╭─ EXERCISE DATA
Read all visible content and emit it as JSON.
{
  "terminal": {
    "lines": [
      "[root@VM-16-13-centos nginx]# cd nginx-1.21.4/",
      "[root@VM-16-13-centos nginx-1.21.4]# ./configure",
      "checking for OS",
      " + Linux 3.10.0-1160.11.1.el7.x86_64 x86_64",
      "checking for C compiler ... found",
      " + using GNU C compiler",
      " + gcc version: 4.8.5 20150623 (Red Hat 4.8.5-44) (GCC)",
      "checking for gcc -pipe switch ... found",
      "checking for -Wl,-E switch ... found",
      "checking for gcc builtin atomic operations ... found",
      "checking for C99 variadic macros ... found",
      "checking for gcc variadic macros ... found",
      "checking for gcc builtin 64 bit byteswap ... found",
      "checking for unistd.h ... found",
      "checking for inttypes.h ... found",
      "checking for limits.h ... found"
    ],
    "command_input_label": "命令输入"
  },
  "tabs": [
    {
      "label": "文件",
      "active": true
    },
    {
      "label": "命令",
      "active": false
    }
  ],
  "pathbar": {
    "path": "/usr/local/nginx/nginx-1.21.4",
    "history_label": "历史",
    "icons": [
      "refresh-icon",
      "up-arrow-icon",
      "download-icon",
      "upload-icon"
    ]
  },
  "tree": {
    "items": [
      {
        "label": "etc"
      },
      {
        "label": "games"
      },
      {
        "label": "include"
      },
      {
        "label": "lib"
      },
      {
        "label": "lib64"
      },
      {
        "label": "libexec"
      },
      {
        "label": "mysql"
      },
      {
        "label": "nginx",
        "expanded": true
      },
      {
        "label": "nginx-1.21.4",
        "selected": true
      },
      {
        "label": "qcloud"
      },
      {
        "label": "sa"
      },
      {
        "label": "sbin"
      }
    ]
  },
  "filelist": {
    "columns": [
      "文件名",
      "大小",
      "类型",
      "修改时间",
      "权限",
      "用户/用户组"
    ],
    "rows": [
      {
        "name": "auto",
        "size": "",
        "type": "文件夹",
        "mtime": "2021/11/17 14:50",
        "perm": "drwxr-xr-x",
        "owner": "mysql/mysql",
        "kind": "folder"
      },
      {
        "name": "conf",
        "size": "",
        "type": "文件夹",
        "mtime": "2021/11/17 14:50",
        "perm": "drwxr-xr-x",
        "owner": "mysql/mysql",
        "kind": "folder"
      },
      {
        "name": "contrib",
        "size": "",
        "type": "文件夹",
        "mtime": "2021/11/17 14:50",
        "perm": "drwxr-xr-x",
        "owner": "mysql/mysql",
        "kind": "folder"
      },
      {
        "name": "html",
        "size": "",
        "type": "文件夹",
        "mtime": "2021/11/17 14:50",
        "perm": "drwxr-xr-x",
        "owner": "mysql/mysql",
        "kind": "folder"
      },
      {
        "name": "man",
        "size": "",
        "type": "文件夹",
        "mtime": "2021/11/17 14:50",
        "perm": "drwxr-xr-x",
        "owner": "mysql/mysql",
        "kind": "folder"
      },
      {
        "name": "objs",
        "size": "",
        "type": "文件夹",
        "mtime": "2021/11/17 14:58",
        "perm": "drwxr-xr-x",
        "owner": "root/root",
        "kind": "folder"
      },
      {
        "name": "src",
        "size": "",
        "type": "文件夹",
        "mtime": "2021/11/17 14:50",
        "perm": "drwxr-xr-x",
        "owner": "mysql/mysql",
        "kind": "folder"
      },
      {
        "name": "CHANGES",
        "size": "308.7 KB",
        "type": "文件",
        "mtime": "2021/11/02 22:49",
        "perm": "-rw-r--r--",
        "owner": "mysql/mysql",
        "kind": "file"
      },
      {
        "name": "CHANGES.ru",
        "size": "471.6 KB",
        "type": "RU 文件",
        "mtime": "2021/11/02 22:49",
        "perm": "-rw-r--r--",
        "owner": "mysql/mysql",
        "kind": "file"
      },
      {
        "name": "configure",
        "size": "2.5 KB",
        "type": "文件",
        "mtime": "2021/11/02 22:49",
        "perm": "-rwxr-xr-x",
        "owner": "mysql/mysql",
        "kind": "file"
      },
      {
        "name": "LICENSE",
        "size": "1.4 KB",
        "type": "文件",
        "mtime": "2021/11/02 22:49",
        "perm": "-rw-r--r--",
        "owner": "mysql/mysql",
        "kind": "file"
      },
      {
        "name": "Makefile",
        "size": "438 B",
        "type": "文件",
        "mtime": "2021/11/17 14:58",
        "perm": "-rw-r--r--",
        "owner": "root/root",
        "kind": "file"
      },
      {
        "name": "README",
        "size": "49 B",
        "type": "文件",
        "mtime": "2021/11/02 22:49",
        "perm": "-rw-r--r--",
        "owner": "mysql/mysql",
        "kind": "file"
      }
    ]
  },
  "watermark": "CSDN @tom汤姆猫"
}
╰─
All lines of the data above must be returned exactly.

**YOUR SOLUTION**
Read all visible content and emit it as JSON.
{
  "terminal": {
    "lines": [
      "[root@VM-16-13-centos nginx]# cd nginx-1.21.4/",
      "[root@VM-16-13-centos nginx-1.21.4]# ./configure",
      "checking for OS",
      " + Linux 3.10.0-1160.11.1.el7.x86_64 x86_64",
      "checking for C compiler ... found",
      " + using GNU C compiler",
      " + gcc version: 4.8.5 20150623 (Red Hat 4.8.5-44) (GCC)",
      "checking for gcc -pipe switch ... found",
      "checking for -Wl,-E switch ... found",
      "checking for gcc builtin atomic operations ... found",
      "checking for C99 variadic macros ... found",
      "checking for gcc variadic macros ... found",
      "checking for gcc builtin 64 bit byteswap ... found",
      "checking for unistd.h ... found",
      "checking for inttypes.h ... found",
      "checking for limits.h ... found"
    ],
    "command_input_label": "命令输入"
  },
  "tabs": [
    {
      "label": "文件",
      "active": true
    },
    {
      "label": "命令",
      "active": false
    }
  ],
  "pathbar": {
    "path": "/usr/local/nginx/nginx-1.21.4",
    "history_label": "历史",
    "icons": [
      "refresh-icon",
      "up-arrow-icon",
      "download-icon",
      "upload-icon"
    ]
  },
  "tree": {
    "items": [
      {
        "label": "etc"
      },
      {
        "label": "games"
      },
      {
        "label": "include"
      },
      {
        "label": "lib"
      },
      {
        "label": "lib64"
      },
      {
        "label": "libexec"
      },
      {
        "label": "mysql"
      },
      {
        "label": "nginx",
        "expanded": true
      },
      {
        "label": "nginx-1.21.4",
        "selected": true
      },
      {
        "label": "qcloud"
      },
      {
        "label": "sa"
      },
      {
        "label": "sbin"
      }
    ]
  },
  "filelist": {
    "columns": [
      "文件名",
      "大小",
      "类型",
      "修改时间",
      "权限",
      "用户/用户组"
    ],
    "rows": [
      {
        "name": "auto",
        "size": "",
        "type": "文件夹",
        "mtime": "2021/11/17 14:50",
        "perm": "drwxr-xr-x",
        "owner": "mysql/mysql",
        "kind": "folder"
      },
      {
        "name": "conf",
        "size": "",
        "type": "文件夹",
        "mtime": "2021/11/17 14:50",
        "perm": "drwxr-xr-x",
        "owner": "mysql/mysql",
        "kind": "folder"
      },
      {
        "name": "contrib",
        "size": "",
        "type": "文件夹",
        "mtime": "2021/11/17 14:50",
        "perm": "drwxr-xr-x",
        "owner": "mysql/mysql",
        "kind": "folder"
      },
      {
        "name": "html",
        "size": "",
        "type": "文件夹",
        "mtime": "2021/11/17 14:50",
        "perm": "drwxr-xr-x",
        "owner": "mysql/mysql",
        "kind": "folder"
      },
      {
        "name": "man",
        "size": "",
        "type": "文件夹",
        "mtime": "2021/11/17 14:50",
        "perm": "drwxr-xr-x",
        "owner": "mysql/mysql",
        "kind": "folder"
      },
      {
        "name": "objs",
        "size": "",
        "type": "文件夹",
        "mtime": "2021/11/17 14:58",
        "perm": "drwxr-xr-x",
        "owner": "root/root",
        "kind": "folder"
      },
      {
        "name": "src",
        "size": "",
        "type": "文件夹",
        "mtime": "2021/11/17 14:50",
        "perm": "drwxr-xr-x",
        "owner": "mysql/mysql",
        "kind": "folder"
      },
      {
        "name": "CHANGES",
        "size": "308.7 KB",
        "type": "文件",
        "mtime": "2021/11/02 22:49",
        "perm": "-rw-r--r--",
        "owner": "mysql/mysql",
        "kind": "file"
      },
      {
        "name": "CHANGES.ru",
        "size": "471.6 KB",
        "type": "RU 文件",
        "mtime": "2021/11/02 22:49",
        "perm": "-rw-r--r--",
        "owner": "mysql/mysql",
        "kind": "file"
      },
      {
        "name": "configure",
        "size": "2.5 KB",
        "type": "文件",
        "mtime": "2021/11/02 22:49",
        "perm": "-rwxr-xr-x",
        "owner": "mysql/mysql",
        "kind": "file"
      },
      {
        "name": "LICENSE",
        "size": "1.4 KB",
        "type": "文件",
        "mtime": "2021/11/02 22:49",
        "perm": "-rw-r--r--",
        "owner": "mysql/mysql",
        "kind": "file"
      },
      {
        "name": "Makefile",
        "size": "438 B",
        "type": "文件",
        "mtime": "2021/11/17 14:58",
        "perm": "-rw-r--r--",
        "owner": "root/root",
        "kind": "file"
      },
      {
        "name": "README",
        "size": "49 B",
        "type": "文件",
        "mtime": "2021/11/02 22:49",
        "perm": "-rw-r--r--",
        "owner": "mysql/mysql",
        "kind": "file"
      }
    ]
  },
  "watermark": "CSDN @tom汤姆猫"
}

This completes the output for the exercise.